Prejudgment Interest on Claims for Consequential Damages for Breach of Contract are not Recoverable as of Right Under Pennsylvania Law
Parties often specify in their construction contracts what amounts are recoverable for various events of breach. These provisions can impact not only the award of damages, but also whether amounts should be added to the award for recovery of prejudgment interest under Pennsylvania law.

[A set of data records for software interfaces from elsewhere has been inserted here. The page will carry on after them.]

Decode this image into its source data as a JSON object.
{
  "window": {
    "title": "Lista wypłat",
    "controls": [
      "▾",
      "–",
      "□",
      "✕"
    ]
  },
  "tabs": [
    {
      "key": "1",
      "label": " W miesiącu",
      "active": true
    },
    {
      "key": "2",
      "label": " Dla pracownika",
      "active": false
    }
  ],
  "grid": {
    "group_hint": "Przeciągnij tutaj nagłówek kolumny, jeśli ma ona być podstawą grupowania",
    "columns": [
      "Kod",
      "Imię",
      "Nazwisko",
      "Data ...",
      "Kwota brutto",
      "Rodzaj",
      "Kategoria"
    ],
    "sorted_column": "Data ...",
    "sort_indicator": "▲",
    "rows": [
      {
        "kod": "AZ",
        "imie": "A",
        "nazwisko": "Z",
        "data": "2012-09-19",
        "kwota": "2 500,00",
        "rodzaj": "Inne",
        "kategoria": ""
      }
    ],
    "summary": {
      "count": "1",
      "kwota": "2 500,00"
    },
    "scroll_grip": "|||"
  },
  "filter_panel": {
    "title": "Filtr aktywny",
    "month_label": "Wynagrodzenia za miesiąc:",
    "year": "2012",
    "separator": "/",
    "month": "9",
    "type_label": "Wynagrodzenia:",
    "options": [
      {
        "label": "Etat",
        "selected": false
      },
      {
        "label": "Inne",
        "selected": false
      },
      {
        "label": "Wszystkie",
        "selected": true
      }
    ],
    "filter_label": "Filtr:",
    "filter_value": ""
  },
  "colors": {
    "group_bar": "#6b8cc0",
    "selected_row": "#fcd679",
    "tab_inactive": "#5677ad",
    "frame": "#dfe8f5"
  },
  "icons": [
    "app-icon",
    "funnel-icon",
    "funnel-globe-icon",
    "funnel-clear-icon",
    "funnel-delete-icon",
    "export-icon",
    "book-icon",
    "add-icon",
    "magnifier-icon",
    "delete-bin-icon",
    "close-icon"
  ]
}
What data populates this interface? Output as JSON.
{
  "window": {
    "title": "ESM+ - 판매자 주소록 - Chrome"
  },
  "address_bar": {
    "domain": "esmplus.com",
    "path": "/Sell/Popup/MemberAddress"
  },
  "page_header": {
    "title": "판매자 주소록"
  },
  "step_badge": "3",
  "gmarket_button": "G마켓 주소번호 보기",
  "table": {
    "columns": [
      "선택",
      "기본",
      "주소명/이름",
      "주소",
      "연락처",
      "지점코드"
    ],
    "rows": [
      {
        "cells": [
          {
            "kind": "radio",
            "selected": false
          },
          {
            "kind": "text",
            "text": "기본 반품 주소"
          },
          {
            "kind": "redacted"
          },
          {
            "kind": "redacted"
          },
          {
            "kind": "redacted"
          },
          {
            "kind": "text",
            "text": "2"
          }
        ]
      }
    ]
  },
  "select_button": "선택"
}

In Cresci Construction Services, Inc. v. James H. Martin, the Pennsylvania Superior Court considered the circumstances under which recovery of prejudgment interest is mandatory as opposed to discretionary. In that case, the plaintiff contractor brought suit against the defendant homeowner, and the homeowner counterclaimed for breach of contract. The homeowner prevailed at a jury trial, but the Trial Court denied an award of prejudgment interest. On appeal, the Court affirmed and reiterated the limited circumstances under which recovery of prejudgment interest is a matter of right rather than discretion. Specifically, the Court held that, under Pennsylvania law, prejudgment interest may only be awarded as a matter of right in a breach of contract case where the amount of damages are ascertainable from the terms of the contract (for example, where the amount of damages is fixed in the contract or where there has been a failure to pay an amount owed under the terms of the contract). The Court stated that damages incurred as a consequence of failure to perform a contract could give rise to a claim for prejudgment interest, but the decision to award prejudgment interest in such cases is within the discretion of the trial court “as justice requires.”
The homeowner in Cresci sought recovery of damages for mortgage expenses incurred while awaiting completion of construction, legal expenses, inspection fees, and other associated costs. The Court found that while these claimed damages were incurred as a consequence of the builder’s breach, the amounts could not be determined by reference to the contract. In addition, because the homeowner had not ordered a copy of the trial transcript, there was no basis to ascertain whether the Trial Court abused its discretion in declining to award prejudgment interest. As such, the Court affirmed the denial of the award of prejudgment interest.
Parties to a construction contract can draft provisions that enable them to determine the amount of certain types of damages with sufficient certainty to allow for recovery of prejudgment interest as a matter of right. However, the amount of other types of damages cannot always be readily defined, and, unless the parties agree to a liquidated sum that contractually establishes the amount of such damages, it will be within the discretion of the Trial Court whether to award prejudgment interest. Ultimately, in cases involving claims seeking recovery of both damages in amounts that are ascertainable by the terms of the contract and those that are not, whether prejudgment interest may be recovered as a matter of right may depend on whether the jury (or the Court if it is the fact finder) makes specific findings on the amount and types of damages that are being awarded and on what claims.
Of course, if a party wants to ensure that it can obtain recovery of prejudgment interest it should include a provision in the construction contract specifying that it (or the prevailing party) can recover prejudgment interest on any damages awarded for breach of the contract. In such circumstances, Pennsylvania courts will enforce the terms of the contract and award prejudgment interest as contract interest.